This paper examines the impact of marine ecosystem quality on inbound coastal tourism in the Baltic, North Sea, and Mediterranean countries. Given extensive empirical findings in ecological science, we use marine protected areas (MPAs) and the fraction of species that are shed in each country’s exclusive economic zone that are overexploited or collapsed as a proxy for marine ecosystem quality. We use an autoregressive distributed lag model in a destination-origin panel set up. The empirical findings of this paper suggest that MPAs have a negative direct effect on tourism. However, this effect is reversed when the interaction terms with economic variables are included. Also, by using the fraction of species that are overexploited as an indicator of the deterioration of marine ecosystem quality, we find a considerable negative impact of this index on inbound coastal tourism. The short-term (current) impact of this index on tourism constitutes less than half of the long-term impact. Results provide valuable information for policy makers, suggesting that measures enhancing marine ecosystem quality should be considered in addition to conventional tourism policies focused on price.

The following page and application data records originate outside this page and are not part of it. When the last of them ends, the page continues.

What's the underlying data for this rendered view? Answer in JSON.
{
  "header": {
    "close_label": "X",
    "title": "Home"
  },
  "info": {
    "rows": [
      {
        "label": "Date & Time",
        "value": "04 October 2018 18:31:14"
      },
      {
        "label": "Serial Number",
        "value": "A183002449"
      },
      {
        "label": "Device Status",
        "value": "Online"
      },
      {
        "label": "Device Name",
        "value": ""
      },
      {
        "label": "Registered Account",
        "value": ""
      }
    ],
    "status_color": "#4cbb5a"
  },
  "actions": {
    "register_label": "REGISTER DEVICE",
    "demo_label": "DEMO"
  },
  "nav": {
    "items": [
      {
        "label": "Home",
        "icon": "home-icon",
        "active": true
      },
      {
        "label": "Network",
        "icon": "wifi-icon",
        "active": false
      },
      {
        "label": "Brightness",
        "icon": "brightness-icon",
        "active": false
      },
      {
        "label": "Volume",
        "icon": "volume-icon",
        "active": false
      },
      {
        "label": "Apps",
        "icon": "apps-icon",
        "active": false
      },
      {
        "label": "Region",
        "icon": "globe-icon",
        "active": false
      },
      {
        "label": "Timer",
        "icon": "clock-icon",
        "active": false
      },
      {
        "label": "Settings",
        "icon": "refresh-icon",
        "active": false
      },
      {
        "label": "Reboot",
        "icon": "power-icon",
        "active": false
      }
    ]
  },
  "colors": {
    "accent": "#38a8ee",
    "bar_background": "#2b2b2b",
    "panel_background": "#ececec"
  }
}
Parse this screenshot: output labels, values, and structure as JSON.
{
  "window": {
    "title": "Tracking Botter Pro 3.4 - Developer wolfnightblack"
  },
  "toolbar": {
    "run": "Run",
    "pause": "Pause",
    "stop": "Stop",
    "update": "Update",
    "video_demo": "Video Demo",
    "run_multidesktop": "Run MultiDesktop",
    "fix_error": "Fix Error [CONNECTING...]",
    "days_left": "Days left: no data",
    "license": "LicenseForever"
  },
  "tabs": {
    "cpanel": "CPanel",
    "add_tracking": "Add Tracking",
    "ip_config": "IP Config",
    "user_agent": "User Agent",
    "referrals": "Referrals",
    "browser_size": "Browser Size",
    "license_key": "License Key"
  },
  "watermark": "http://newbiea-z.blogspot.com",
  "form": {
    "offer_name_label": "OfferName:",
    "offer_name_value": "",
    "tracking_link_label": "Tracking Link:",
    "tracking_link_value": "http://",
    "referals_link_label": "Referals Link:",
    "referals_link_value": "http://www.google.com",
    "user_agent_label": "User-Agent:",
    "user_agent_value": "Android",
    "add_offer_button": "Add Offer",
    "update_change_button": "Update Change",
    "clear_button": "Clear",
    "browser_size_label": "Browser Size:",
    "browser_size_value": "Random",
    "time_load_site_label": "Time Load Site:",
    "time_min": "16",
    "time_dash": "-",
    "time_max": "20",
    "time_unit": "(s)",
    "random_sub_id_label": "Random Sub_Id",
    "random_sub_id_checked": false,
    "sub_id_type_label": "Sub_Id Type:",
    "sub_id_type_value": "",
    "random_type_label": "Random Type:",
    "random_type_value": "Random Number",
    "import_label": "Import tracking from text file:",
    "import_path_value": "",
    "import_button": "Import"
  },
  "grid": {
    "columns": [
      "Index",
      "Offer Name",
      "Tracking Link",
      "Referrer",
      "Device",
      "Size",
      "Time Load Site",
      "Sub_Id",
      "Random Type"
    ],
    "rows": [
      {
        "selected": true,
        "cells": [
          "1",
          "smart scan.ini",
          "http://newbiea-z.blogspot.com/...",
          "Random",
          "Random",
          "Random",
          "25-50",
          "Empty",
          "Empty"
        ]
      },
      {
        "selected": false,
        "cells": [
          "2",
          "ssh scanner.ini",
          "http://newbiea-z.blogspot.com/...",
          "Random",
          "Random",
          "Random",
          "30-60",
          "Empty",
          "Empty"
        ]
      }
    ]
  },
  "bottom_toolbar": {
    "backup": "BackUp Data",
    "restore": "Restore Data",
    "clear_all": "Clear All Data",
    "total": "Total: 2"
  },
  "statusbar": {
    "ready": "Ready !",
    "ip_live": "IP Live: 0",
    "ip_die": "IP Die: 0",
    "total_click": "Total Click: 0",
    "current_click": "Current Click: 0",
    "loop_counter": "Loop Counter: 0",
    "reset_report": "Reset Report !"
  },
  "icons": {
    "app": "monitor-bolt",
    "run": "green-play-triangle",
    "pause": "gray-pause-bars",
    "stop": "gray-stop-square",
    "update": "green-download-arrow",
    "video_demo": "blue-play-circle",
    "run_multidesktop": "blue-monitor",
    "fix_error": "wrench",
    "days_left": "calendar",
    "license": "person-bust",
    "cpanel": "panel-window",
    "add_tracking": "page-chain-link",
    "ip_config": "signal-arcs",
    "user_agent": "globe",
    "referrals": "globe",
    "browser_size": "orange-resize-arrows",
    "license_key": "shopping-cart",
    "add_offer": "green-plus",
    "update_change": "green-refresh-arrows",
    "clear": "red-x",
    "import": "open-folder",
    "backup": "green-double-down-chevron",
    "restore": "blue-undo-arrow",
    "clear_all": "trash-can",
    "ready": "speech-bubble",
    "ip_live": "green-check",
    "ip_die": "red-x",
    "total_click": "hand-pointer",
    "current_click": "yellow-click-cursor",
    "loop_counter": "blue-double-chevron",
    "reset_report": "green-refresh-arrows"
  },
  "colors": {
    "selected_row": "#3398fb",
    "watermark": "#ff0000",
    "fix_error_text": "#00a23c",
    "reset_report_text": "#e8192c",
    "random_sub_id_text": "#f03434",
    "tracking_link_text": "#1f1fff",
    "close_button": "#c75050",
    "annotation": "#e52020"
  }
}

Suggested citation: Otrachshenko, V., Bosello, F., (2015), ‘Identifying the Link Between Coastal Tourism and Marine Ecosystems in the Baltic, North Sea, and Mediterranean Countries’, Nota di Lavoro 16.2015, Milan, Italy: Fondazione Eni Enrico Mattei.